Also Read: LGBTQIA+ Community Mourns the TikTok Ban, Says App was Queer-Friendly

The best part is that Reels wonderfully works in tandem with Instagram’s pre-existing filters. Instagram was already leading the game with its creative story filters – which ranged from whacky animal-eared ones to mini-games to aesthetic vintage effects – sourced from users themselves. So this means, on Reels, there is something for everyone. However, it will require users to choose only from the filters they have pre-downloaded at the time of video recording. This is not a big hassle since users can always go back, explore the humongous Insta filter library, download something, and come back to record with the filter they like.

Downsides to Reels

Though Reels scores well for covering all the bases, there are a couple of options that just don’t appeal too much at the outset. The first is the music library. Though the list is quite exhaustive, the display is rather randomly arranged. For instance, the ‘Browse’ option throws up a curated list of songs that apparently move on a rotational basis. This morning, it featured ‘Black Artists’ and ‘Pride songs’, which was then replaced by ‘Love’ and ‘Family’, which has now again been replaced by the initial categories. However, it is reported that Facebook will soon enhance its audio collection through its T-Series and Zee Music tie-ups.

Also Read: TikTok ban is a signal to all other platforms: NCW’s Rekha Sharma

Though the entire video format has been customised to suit the app, a section of Instagram’s regular users are finding Reels an aberration, especially since it jarringly takes up one half of the ‘Explore’ page. This has unsettled the interface of the app, which was already disproportionately crowded with IGTV videos, stories, and promotional posts, alongside good ol’ photos.

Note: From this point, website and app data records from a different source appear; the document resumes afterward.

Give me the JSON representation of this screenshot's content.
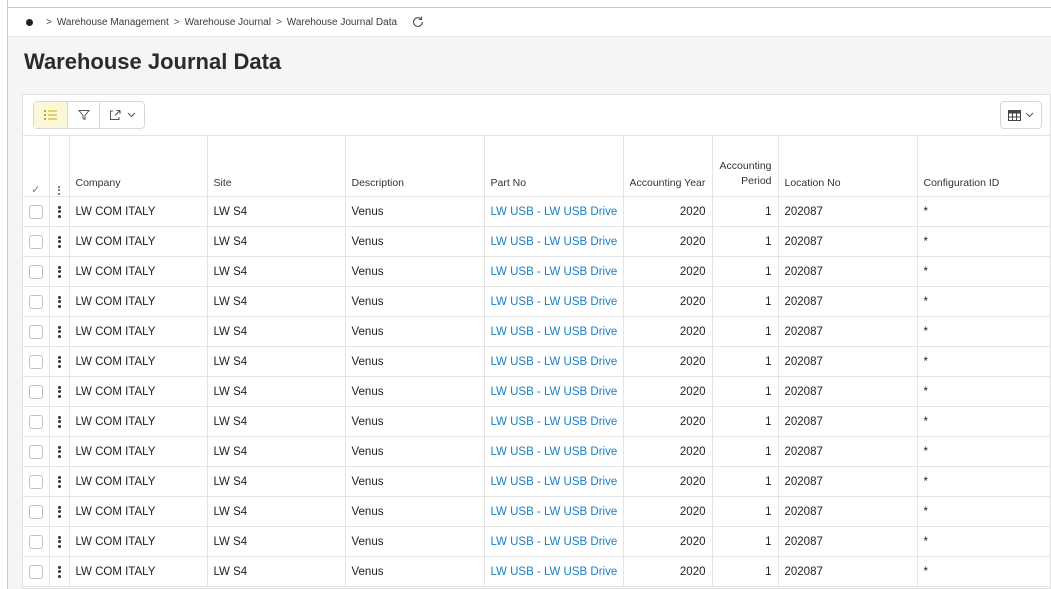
{
  "breadcrumb": {
    "items": [
      "Warehouse Management",
      "Warehouse Journal",
      "Warehouse Journal Data"
    ]
  },
  "page": {
    "title": "Warehouse Journal Data"
  },
  "toolbar": {
    "icons": [
      "list-icon",
      "filter-icon",
      "export-icon",
      "chevron-down-icon",
      "table-columns-icon"
    ]
  },
  "table": {
    "headers": {
      "company": "Company",
      "site": "Site",
      "description": "Description",
      "part_no": "Part No",
      "accounting_year": "Accounting Year",
      "accounting_period_line1": "Accounting",
      "accounting_period_line2": "Period",
      "location_no": "Location No",
      "configuration_id": "Configuration ID"
    },
    "rows": [
      {
        "company": "LW COM ITALY",
        "site": "LW S4",
        "description": "Venus",
        "part_no": "LW USB - LW USB Drive",
        "accounting_year": "2020",
        "accounting_period": "1",
        "location_no": "202087",
        "configuration_id": "*"
      },
      {
        "company": "LW COM ITALY",
        "site": "LW S4",
        "description": "Venus",
        "part_no": "LW USB - LW USB Drive",
        "accounting_year": "2020",
        "accounting_period": "1",
        "location_no": "202087",
        "configuration_id": "*"
      },
      {
        "company": "LW COM ITALY",
        "site": "LW S4",
        "description": "Venus",
        "part_no": "LW USB - LW USB Drive",
        "accounting_year": "2020",
        "accounting_period": "1",
        "location_no": "202087",
        "configuration_id": "*"
      },
      {
        "company": "LW COM ITALY",
        "site": "LW S4",
        "description": "Venus",
        "part_no": "LW USB - LW USB Drive",
        "accounting_year": "2020",
        "accounting_period": "1",
        "location_no": "202087",
        "configuration_id": "*"
      },
      {
        "company": "LW COM ITALY",
        "site": "LW S4",
        "description": "Venus",
        "part_no": "LW USB - LW USB Drive",
        "accounting_year": "2020",
        "accounting_period": "1",
        "location_no": "202087",
        "configuration_id": "*"
      },
      {
        "company": "LW COM ITALY",
        "site": "LW S4",
        "description": "Venus",
        "part_no": "LW USB - LW USB Drive",
        "accounting_year": "2020",
        "accounting_period": "1",
        "location_no": "202087",
        "configuration_id": "*"
      },
      {
        "company": "LW COM ITALY",
        "site": "LW S4",
        "description": "Venus",
        "part_no": "LW USB - LW USB Drive",
        "accounting_year": "2020",
        "accounting_period": "1",
        "location_no": "202087",
        "configuration_id": "*"
      },
      {
        "company": "LW COM ITALY",
        "site": "LW S4",
        "description": "Venus",
        "part_no": "LW USB - LW USB Drive",
        "accounting_year": "2020",
        "accounting_period": "1",
        "location_no": "202087",
        "configuration_id": "*"
      },
      {
        "company": "LW COM ITALY",
        "site": "LW S4",
        "description": "Venus",
        "part_no": "LW USB - LW USB Drive",
        "accounting_year": "2020",
        "accounting_period": "1",
        "location_no": "202087",
        "configuration_id": "*"
      },
      {
        "company": "LW COM ITALY",
        "site": "LW S4",
        "description": "Venus",
        "part_no": "LW USB - LW USB Drive",
        "accounting_year": "2020",
        "accounting_period": "1",
        "location_no": "202087",
        "configuration_id": "*"
      },
      {
        "company": "LW COM ITALY",
        "site": "LW S4",
        "description": "Venus",
        "part_no": "LW USB - LW USB Drive",
        "accounting_year": "2020",
        "accounting_period": "1",
        "location_no": "202087",
        "configuration_id": "*"
      },
      {
        "company": "LW COM ITALY",
        "site": "LW S4",
        "description": "Venus",
        "part_no": "LW USB - LW USB Drive",
        "accounting_year": "2020",
        "accounting_period": "1",
        "location_no": "202087",
        "configuration_id": "*"
      },
      {
        "company": "LW COM ITALY",
        "site": "LW S4",
        "description": "Venus",
        "part_no": "LW USB - LW USB Drive",
        "accounting_year": "2020",
        "accounting_period": "1",
        "location_no": "202087",
        "configuration_id": "*"
      }
    ]
  },
  "colors": {
    "link": "#1a7fc1",
    "active_toggle": "#fbf7d9",
    "panel_bg": "#f5f5f5"
  }
}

Tarana Singhal, a 21-year old avid Instagrammer, says, “I spend the larger half of my day on Instagram. The new Reels feature, to me, does not seem that engaging. Moreover, the way it has been introduced to the Insta feed is quite unattractive. I think I’ll take some time to warm up to it.”

Arun Prakash, another 23-year old user, says, “I think Reels is pretty redundant for Instagram since we have stories and IGTV already… it is just save-able stories with more edit options. I think, reels being in its nascent stage needs a lot of development and above all needs a reason to exist amidst stories and IGTV.”

Are TikTokers Happy with Reels?

TikTok had become somewhat of a sensation in India, so much so that its video content was trickling liberally into Instagram and Twitter too. With the ban, TikTokers were rendered platform-less and were increasingly exploring other options to rebuild their legacies and fame that had come to define Indian TikTok. Now through Instagram Reels, they have an open field to come out and play. But does it live up to their expectations? Are they enjoying the feature?

Also Read: TikTok vs YouTube Rebooted: Support Pours In For Creators Amidst Cheers For The Ban

It seems so. Former TikTokers like Avneet Kaur, Sameeksha Sud, and Garima Chaurasia have already begun creating short-form content on Reels, generating up to 6 million, 719K, and 320K views respectively. Mohan said in his comment, “…we’re already looking at Instagram’s penetration being fairly deep into the country.” But whether Reels will be as representative of rural India as TikTok was, only time will tell. In the meantime, one thing is clear – with TikTok-like videos becoming the norm on Instagram with Reels, deriding the banned app for its “cringe content” will, henceforth, be hypocritical.

Instagram Reels is going to be a challenge – both for former TikTokers as well as Instagram. For TikTokers, the competition is going to be tough, for they will now have to try matching pace with the big kids who already reign the Instagram space – fashion influencers, movie stars, large brands, etc. As for Instagram Reels, it has some big TikToking shoes to fill. The stakes are high, and so are the hopes of millions of people.

Picture Credit: Instagram

Tanvi Akhauri is an intern with SheThePeople.TV. Views expressed are the author’s own. 

Get the best of SheThePeople delivered to your inbox - subscribe to Our Power Breakfast Newsletter. Follow us on Twitter , Instagram , Facebook and on YouTube, and stay in the know of women who are standing up, speaking out, and leading change.